From the Darwinian perspective, randomness and chance mutations are the engines that drive the evolutionary process. For the advocates of Intelligent Design, the architecture of a single cell, let alone complex organisms like human beings, are too intricate to have arisen from pure chance. For my own part I believe natural selection to be one of the most powerful and far reaching explanatory tools ever conceived. But I also believe the advocates of Intelligent Design, by and large, have raised interesting objections even if I have yet to find their case convincing. What bothers me about many of the more zealous proponents of Darwinism is their propensity to turn a theory -- which is by nature provisional -- into an orthodoxy. It is a troubling sign when supposedly open-minded scientists act with the same self-certainty they deplore in religious fundamentalists.
I’m convinced Darwin’s theory needs to evolve. In particular I believe the strict dichotomy between the blind watchmaker implied by natural selection and the intelligent designer implied by religiously inclined thinkers is not warranted. It excludes a possible middle ground where mathematical symmetries found regularly throughout nature reflect an inherent orderliness, organization, and even beauty woven within the fabric of reality.
Chance factors and mutations have undoubtedly shaped the fine details all along our evolutionary pathway from amoeba to Homo sapiens. But the fact that the universe has conscious observers may not be as accidental as some in the scientific mainstream suppose. As physicist John Wheeler trenchantly notes, what good would a universe be with no one to observe it?
Many scientists deride an idea associated with Wheeler called the Anthropic Principle, the notion that the physical constants in life are precisely and finely tuned for the emergence of conscious life. According to this view, the exact form of conscious life was undetermined, but a universe with observers was inevitable. It is views like these that may offer a credible middle ground between the dogmas of scientism and the mythic accounts of creation.
Interestingly, Mozart developed a musical composition that bridged the divide between randomness and intelligent design, a work called “Musikalisches Warfelspiel" (Musical Dice Game). The idea here is that selected musical themes could be selected from a table of possibilities and combined depending on the role of a pair of dice. It takes quite a bit of ingeniousness to generate musical fragments so that they can be combined at random and yet still produce a composition conforming to the melodic and harmonic requirements of an 18th century minuet.

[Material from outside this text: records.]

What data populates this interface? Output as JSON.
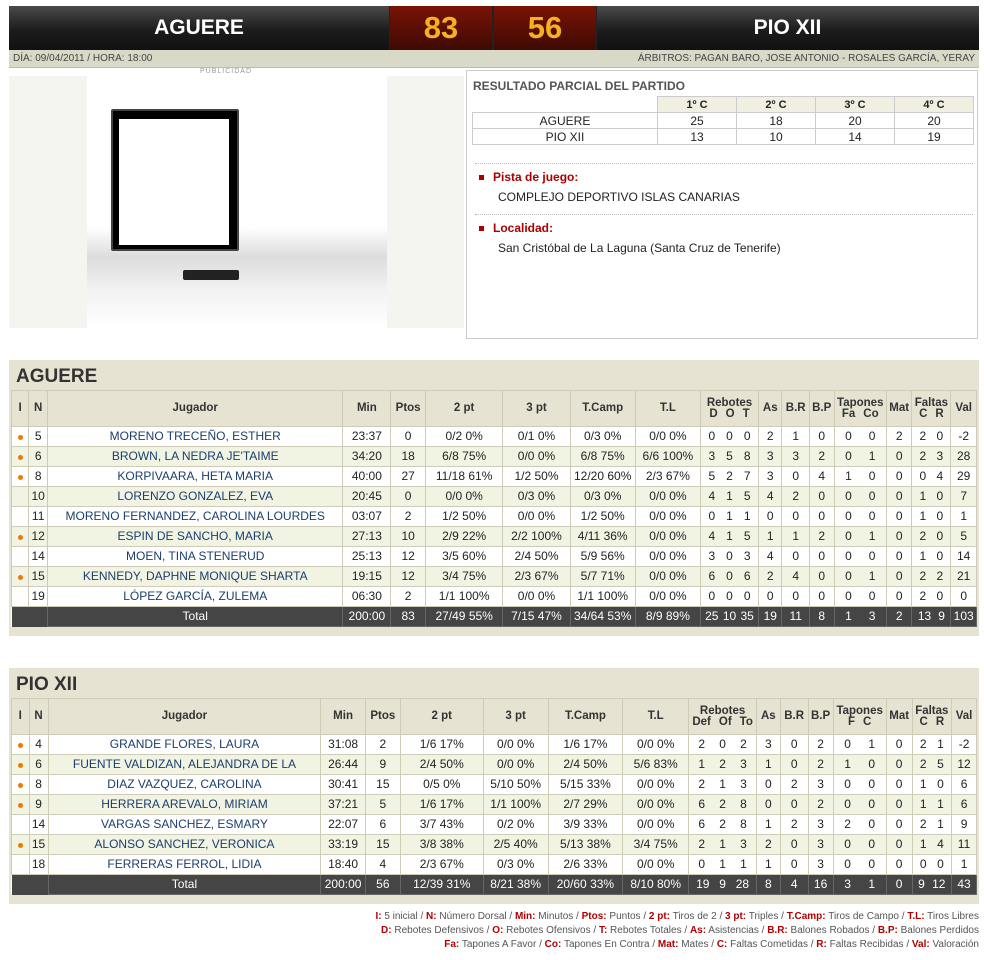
{
  "match": {
    "home_team": "AGUERE",
    "away_team": "PIO XII",
    "home_score": "83",
    "away_score": "56",
    "date_time": "DÍA: 09/04/2011 / HORA: 18:00",
    "referees": "ÁRBITROS: PAGAN BARO, JOSE ANTONIO - ROSALES GARCÍA, YERAY"
  },
  "ad": {
    "label": "PUBLICIDAD"
  },
  "partial": {
    "title": "RESULTADO PARCIAL DEL PARTIDO",
    "quarters": [
      "1º C",
      "2º C",
      "3º C",
      "4º C"
    ],
    "rows": [
      {
        "team": "AGUERE",
        "scores": [
          "25",
          "18",
          "20",
          "20"
        ]
      },
      {
        "team": "PIO XII",
        "scores": [
          "13",
          "10",
          "14",
          "19"
        ]
      }
    ]
  },
  "venue": {
    "court_label": "Pista de juego:",
    "court": "COMPLEJO DEPORTIVO ISLAS CANARIAS",
    "city_label": "Localidad:",
    "city": "San Cristóbal de La Laguna (Santa Cruz de Tenerife)"
  },
  "colors": {
    "score": "#f7b021",
    "score_bg": "#6a1004",
    "accent_red": "#a90000",
    "starter_dot": "#f07800",
    "section_bg": "#e6e3d2",
    "total_row": "#454545"
  },
  "aguere": {
    "title": "AGUERE",
    "headers": {
      "i": "I",
      "n": "N",
      "player": "Jugador",
      "min": "Min",
      "pts": "Ptos",
      "two": "2 pt",
      "three": "3 pt",
      "fg": "T.Camp",
      "ft": "T.L",
      "reb": "Rebotes",
      "reb_sub": [
        "D",
        "O",
        "T"
      ],
      "as": "As",
      "br": "B.R",
      "bp": "B.P",
      "blk": "Tapones",
      "blk_sub": [
        "Fa",
        "Co"
      ],
      "mat": "Mat",
      "fouls": "Faltas",
      "fouls_sub": [
        "C",
        "R"
      ],
      "val": "Val"
    },
    "players": [
      {
        "starter": true,
        "n": "5",
        "name": "MORENO TRECEÑO, ESTHER",
        "min": "23:37",
        "pts": "0",
        "two": "0/2 0%",
        "three": "0/1 0%",
        "fg": "0/3 0%",
        "ft": "0/0 0%",
        "d": "0",
        "o": "0",
        "t": "0",
        "as": "2",
        "br": "1",
        "bp": "0",
        "fa": "0",
        "co": "0",
        "mat": "2",
        "fc": "2",
        "fr": "0",
        "val": "-2"
      },
      {
        "starter": true,
        "n": "6",
        "name": "BROWN, LA NEDRA JE'TAIME",
        "min": "34:20",
        "pts": "18",
        "two": "6/8 75%",
        "three": "0/0 0%",
        "fg": "6/8 75%",
        "ft": "6/6 100%",
        "d": "3",
        "o": "5",
        "t": "8",
        "as": "3",
        "br": "3",
        "bp": "2",
        "fa": "0",
        "co": "1",
        "mat": "0",
        "fc": "2",
        "fr": "3",
        "val": "28"
      },
      {
        "starter": true,
        "n": "8",
        "name": "KORPIVAARA, HETA MARIA",
        "min": "40:00",
        "pts": "27",
        "two": "11/18 61%",
        "three": "1/2 50%",
        "fg": "12/20 60%",
        "ft": "2/3 67%",
        "d": "5",
        "o": "2",
        "t": "7",
        "as": "3",
        "br": "0",
        "bp": "4",
        "fa": "1",
        "co": "0",
        "mat": "0",
        "fc": "0",
        "fr": "4",
        "val": "29"
      },
      {
        "starter": false,
        "n": "10",
        "name": "LORENZO GONZALEZ, EVA",
        "min": "20:45",
        "pts": "0",
        "two": "0/0 0%",
        "three": "0/3 0%",
        "fg": "0/3 0%",
        "ft": "0/0 0%",
        "d": "4",
        "o": "1",
        "t": "5",
        "as": "4",
        "br": "2",
        "bp": "0",
        "fa": "0",
        "co": "0",
        "mat": "0",
        "fc": "1",
        "fr": "0",
        "val": "7"
      },
      {
        "starter": false,
        "n": "11",
        "name": "MORENO FERNANDEZ, CAROLINA LOURDES",
        "min": "03:07",
        "pts": "2",
        "two": "1/2 50%",
        "three": "0/0 0%",
        "fg": "1/2 50%",
        "ft": "0/0 0%",
        "d": "0",
        "o": "1",
        "t": "1",
        "as": "0",
        "br": "0",
        "bp": "0",
        "fa": "0",
        "co": "0",
        "mat": "0",
        "fc": "1",
        "fr": "0",
        "val": "1"
      },
      {
        "starter": true,
        "n": "12",
        "name": "ESPIN DE SANCHO, MARIA",
        "min": "27:13",
        "pts": "10",
        "two": "2/9 22%",
        "three": "2/2 100%",
        "fg": "4/11 36%",
        "ft": "0/0 0%",
        "d": "4",
        "o": "1",
        "t": "5",
        "as": "1",
        "br": "1",
        "bp": "2",
        "fa": "0",
        "co": "1",
        "mat": "0",
        "fc": "2",
        "fr": "0",
        "val": "5"
      },
      {
        "starter": false,
        "n": "14",
        "name": "MOEN, TINA STENERUD",
        "min": "25:13",
        "pts": "12",
        "two": "3/5 60%",
        "three": "2/4 50%",
        "fg": "5/9 56%",
        "ft": "0/0 0%",
        "d": "3",
        "o": "0",
        "t": "3",
        "as": "4",
        "br": "0",
        "bp": "0",
        "fa": "0",
        "co": "0",
        "mat": "0",
        "fc": "1",
        "fr": "0",
        "val": "14"
      },
      {
        "starter": true,
        "n": "15",
        "name": "KENNEDY, DAPHNE MONIQUE SHARTA",
        "min": "19:15",
        "pts": "12",
        "two": "3/4 75%",
        "three": "2/3 67%",
        "fg": "5/7 71%",
        "ft": "0/0 0%",
        "d": "6",
        "o": "0",
        "t": "6",
        "as": "2",
        "br": "4",
        "bp": "0",
        "fa": "0",
        "co": "1",
        "mat": "0",
        "fc": "2",
        "fr": "2",
        "val": "21"
      },
      {
        "starter": false,
        "n": "19",
        "name": "LÓPEZ GARCÍA, ZULEMA",
        "min": "06:30",
        "pts": "2",
        "two": "1/1 100%",
        "three": "0/0 0%",
        "fg": "1/1 100%",
        "ft": "0/0 0%",
        "d": "0",
        "o": "0",
        "t": "0",
        "as": "0",
        "br": "0",
        "bp": "0",
        "fa": "0",
        "co": "0",
        "mat": "0",
        "fc": "2",
        "fr": "0",
        "val": "0"
      }
    ],
    "total": {
      "label": "Total",
      "min": "200:00",
      "pts": "83",
      "two": "27/49 55%",
      "three": "7/15 47%",
      "fg": "34/64 53%",
      "ft": "8/9 89%",
      "d": "25",
      "o": "10",
      "t": "35",
      "as": "19",
      "br": "11",
      "bp": "8",
      "fa": "1",
      "co": "3",
      "mat": "2",
      "fc": "13",
      "fr": "9",
      "val": "103"
    }
  },
  "pio": {
    "title": "PIO XII",
    "headers": {
      "i": "I",
      "n": "N",
      "player": "Jugador",
      "min": "Min",
      "pts": "Ptos",
      "two": "2 pt",
      "three": "3 pt",
      "fg": "T.Camp",
      "ft": "T.L",
      "reb": "Rebotes",
      "reb_sub": [
        "Def",
        "Of",
        "To"
      ],
      "as": "As",
      "br": "B.R",
      "bp": "B.P",
      "blk": "Tapones",
      "blk_sub": [
        "F",
        "C"
      ],
      "mat": "Mat",
      "fouls": "Faltas",
      "fouls_sub": [
        "C",
        "R"
      ],
      "val": "Val"
    },
    "players": [
      {
        "starter": true,
        "n": "4",
        "name": "GRANDE FLORES, LAURA",
        "min": "31:08",
        "pts": "2",
        "two": "1/6 17%",
        "three": "0/0 0%",
        "fg": "1/6 17%",
        "ft": "0/0 0%",
        "d": "2",
        "o": "0",
        "t": "2",
        "as": "3",
        "br": "0",
        "bp": "2",
        "fa": "0",
        "co": "1",
        "mat": "0",
        "fc": "2",
        "fr": "1",
        "val": "-2"
      },
      {
        "starter": true,
        "n": "6",
        "name": "FUENTE VALDIZAN, ALEJANDRA DE LA",
        "min": "26:44",
        "pts": "9",
        "two": "2/4 50%",
        "three": "0/0 0%",
        "fg": "2/4 50%",
        "ft": "5/6 83%",
        "d": "1",
        "o": "2",
        "t": "3",
        "as": "1",
        "br": "0",
        "bp": "2",
        "fa": "1",
        "co": "0",
        "mat": "0",
        "fc": "2",
        "fr": "5",
        "val": "12"
      },
      {
        "starter": true,
        "n": "8",
        "name": "DIAZ VAZQUEZ, CAROLINA",
        "min": "30:41",
        "pts": "15",
        "two": "0/5 0%",
        "three": "5/10 50%",
        "fg": "5/15 33%",
        "ft": "0/0 0%",
        "d": "2",
        "o": "1",
        "t": "3",
        "as": "0",
        "br": "2",
        "bp": "3",
        "fa": "0",
        "co": "0",
        "mat": "0",
        "fc": "1",
        "fr": "0",
        "val": "6"
      },
      {
        "starter": true,
        "n": "9",
        "name": "HERRERA AREVALO, MIRIAM",
        "min": "37:21",
        "pts": "5",
        "two": "1/6 17%",
        "three": "1/1 100%",
        "fg": "2/7 29%",
        "ft": "0/0 0%",
        "d": "6",
        "o": "2",
        "t": "8",
        "as": "0",
        "br": "0",
        "bp": "2",
        "fa": "0",
        "co": "0",
        "mat": "0",
        "fc": "1",
        "fr": "1",
        "val": "6"
      },
      {
        "starter": false,
        "n": "14",
        "name": "VARGAS SANCHEZ, ESMARY",
        "min": "22:07",
        "pts": "6",
        "two": "3/7 43%",
        "three": "0/2 0%",
        "fg": "3/9 33%",
        "ft": "0/0 0%",
        "d": "6",
        "o": "2",
        "t": "8",
        "as": "1",
        "br": "2",
        "bp": "3",
        "fa": "2",
        "co": "0",
        "mat": "0",
        "fc": "2",
        "fr": "1",
        "val": "9"
      },
      {
        "starter": true,
        "n": "15",
        "name": "ALONSO SANCHEZ, VERONICA",
        "min": "33:19",
        "pts": "15",
        "two": "3/8 38%",
        "three": "2/5 40%",
        "fg": "5/13 38%",
        "ft": "3/4 75%",
        "d": "2",
        "o": "1",
        "t": "3",
        "as": "2",
        "br": "0",
        "bp": "3",
        "fa": "0",
        "co": "0",
        "mat": "0",
        "fc": "1",
        "fr": "4",
        "val": "11"
      },
      {
        "starter": false,
        "n": "18",
        "name": "FERRERAS FERROL, LIDIA",
        "min": "18:40",
        "pts": "4",
        "two": "2/3 67%",
        "three": "0/3 0%",
        "fg": "2/6 33%",
        "ft": "0/0 0%",
        "d": "0",
        "o": "1",
        "t": "1",
        "as": "1",
        "br": "0",
        "bp": "3",
        "fa": "0",
        "co": "0",
        "mat": "0",
        "fc": "0",
        "fr": "0",
        "val": "1"
      }
    ],
    "total": {
      "label": "Total",
      "min": "200:00",
      "pts": "56",
      "two": "12/39 31%",
      "three": "8/21 38%",
      "fg": "20/60 33%",
      "ft": "8/10 80%",
      "d": "19",
      "o": "9",
      "t": "28",
      "as": "8",
      "br": "4",
      "bp": "16",
      "fa": "3",
      "co": "1",
      "mat": "0",
      "fc": "9",
      "fr": "12",
      "val": "43"
    }
  },
  "legend": {
    "lines": [
      [
        [
          "I:",
          " 5 inicial / "
        ],
        [
          "N:",
          " Número Dorsal / "
        ],
        [
          "Min:",
          " Minutos / "
        ],
        [
          "Ptos:",
          " Puntos / "
        ],
        [
          "2 pt:",
          " Tiros de 2 / "
        ],
        [
          "3 pt:",
          " Triples / "
        ],
        [
          "T.Camp:",
          " Tiros de Campo / "
        ],
        [
          "T.L:",
          " Tiros Libres"
        ]
      ],
      [
        [
          "D:",
          " Rebotes Defensivos / "
        ],
        [
          "O:",
          " Rebotes Ofensivos / "
        ],
        [
          "T:",
          " Rebotes Totales / "
        ],
        [
          "As:",
          " Asistencias / "
        ],
        [
          "B.R:",
          " Balones Robados / "
        ],
        [
          "B.P:",
          " Balones Perdidos"
        ]
      ],
      [
        [
          "Fa:",
          " Tapones A Favor / "
        ],
        [
          "Co:",
          " Tapones En Contra / "
        ],
        [
          "Mat:",
          " Mates / "
        ],
        [
          "C:",
          " Faltas Cometidas / "
        ],
        [
          "R:",
          " Faltas Recibidas / "
        ],
        [
          "Val:",
          " Valoración"
        ]
      ]
    ]
  }
}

Einstein once quipped, in a slightly different context, that God does not play dice. Musical dice, however, might be a different matter